The Ontario government introduced legislation today which will allow the province’s over 17,000 part-time and sessional college workers to unionize.
The changes to the Colleges Collective Bargaining Act (CCBA) will remove provision that forbid part-time college workers from unionizing. The bill will also allow colleges to use replacement workers in the event of a labour dispute.
Last summer, the Supreme Court of Canada ruled there is a constitutional right to unionize making Ontario’s ban on unionization for part-time college workers unconstitutional.
In response, the government appointed Kevin Whitaker, Chair of the Ontario Labour Relations Board, to make recommendations on changing the CCBA. The legislation tabled today will implement those recommendations.

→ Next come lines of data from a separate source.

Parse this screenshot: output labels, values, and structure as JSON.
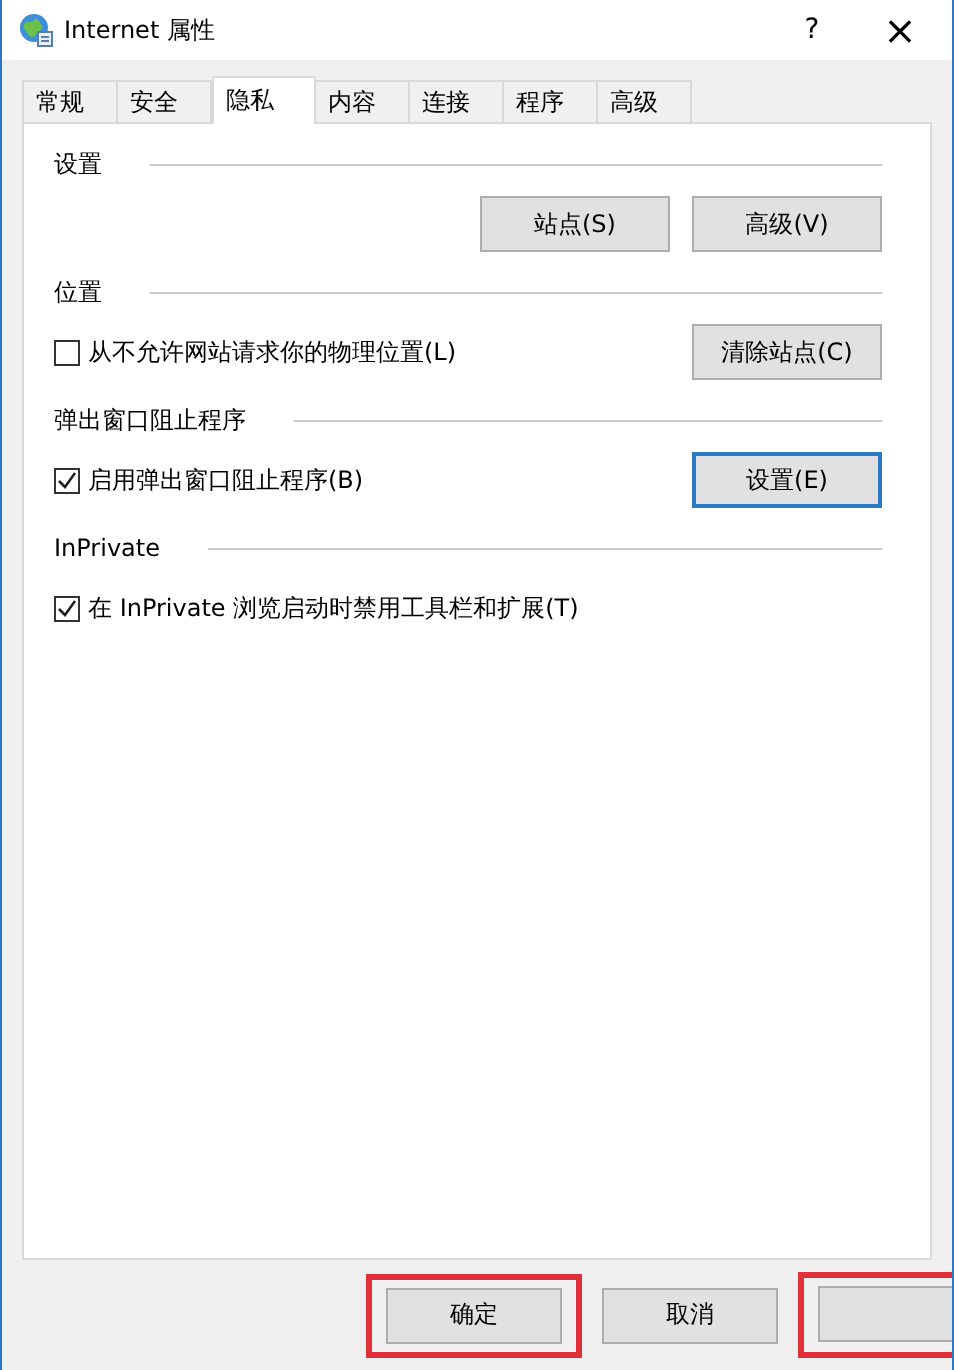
{
  "window": {
    "title": "Internet 属性",
    "help": "?",
    "close": "×"
  },
  "tabs": [
    {
      "label": "常规",
      "selected": false
    },
    {
      "label": "安全",
      "selected": false
    },
    {
      "label": "隐私",
      "selected": true
    },
    {
      "label": "内容",
      "selected": false
    },
    {
      "label": "连接",
      "selected": false
    },
    {
      "label": "程序",
      "selected": false
    },
    {
      "label": "高级",
      "selected": false
    }
  ],
  "sections": [
    {
      "title": "设置",
      "rows": [
        {
          "buttons": [
            {
              "label": "站点(S)",
              "focused": false
            },
            {
              "label": "高级(V)",
              "focused": false
            }
          ]
        }
      ]
    },
    {
      "title": "位置",
      "rows": [
        {
          "checkbox": {
            "label": "从不允许网站请求你的物理位置(L)",
            "checked": false
          },
          "buttons": [
            {
              "label": "清除站点(C)",
              "focused": false
            }
          ]
        }
      ]
    },
    {
      "title": "弹出窗口阻止程序",
      "rows": [
        {
          "checkbox": {
            "label": "启用弹出窗口阻止程序(B)",
            "checked": true
          },
          "buttons": [
            {
              "label": "设置(E)",
              "focused": true
            }
          ]
        }
      ]
    },
    {
      "title": "InPrivate",
      "rows": [
        {
          "checkbox": {
            "label": "在 InPrivate 浏览启动时禁用工具栏和扩展(T)",
            "checked": true
          }
        }
      ]
    }
  ],
  "footer_buttons": [
    {
      "label": "确定",
      "highlighted": true
    },
    {
      "label": "取消",
      "highlighted": false
    },
    {
      "highlighted": true
    }
  ]
}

“A healthy and robust collective bargaining process serves the interests of students, college employers and workers. The Ontario government’s proposed legislation encourages all parties in the college sector to take greater responsibility for finding solutions to workplace challenges,” said Whitaker.
Thousands of college part-time workers have signed union cards to join Ontario’s largest public sector union, the Ontario Public Service Employees Union (OPSEU).
OPSEU says the legislation comes with a high price tag. The union is unhappy with provisions allowing colleges to use other workers in the event of a labour disruption. “It is pretty outrageous that this government thinks that recognizing the Charter rights of one group of workers means that another group of workers must give something up,” said OPSEU president Warren (Smokey) Thomas.
However, the union is calling on all parties to fast-track the legislation.
“Make no mistake about it, we want this bill passed into law as soon as possible,” says Thomas. “But we are definitely looking for changes to be made.”
Although consistent statistics are not readily available in Canada, it has been estimated that over one-half of college faculty in Ontario are part-timers. In the U.S., where more accurate statistics are published, 47.5 per cent of faculty were part-time in 2005, up from 46.3 per cent in 2003. Evidence seems to suggest that the trend is mirrored in Canada. The latest StatsCan data(from 1997-98)shows 10 per cent growth since 1990 while full time positions decreased.
These professors are paid a fraction of their fulltime counterparts, on a class-by-class basis. Part-time university professors receive between $6,000 and $13,000 per course depending on the institution and college sessionals make even less. They generally do not have benefits, pensions, or job security.
The Organization of Part-time and Sessional Employees of the Colleges of Applied Arts and Technology complained about the ban on unionizing in a 2007 report. The report said that this law violates the UN Universal Declaration of Human Rights, which states, “Everyone has the right to form and join trade unions for the protection of his interests.” However, although Canada signed the declaration, it is not law. The Canadian Charter of Rights and Freedoms does not specifically mention the right to form unions. Courts have not interpreted the right to “freedom of association” to guarantee the right to bargain collectively.
In November 2006, the International Labour Organization, a UN body, recommended that Ontario change the law.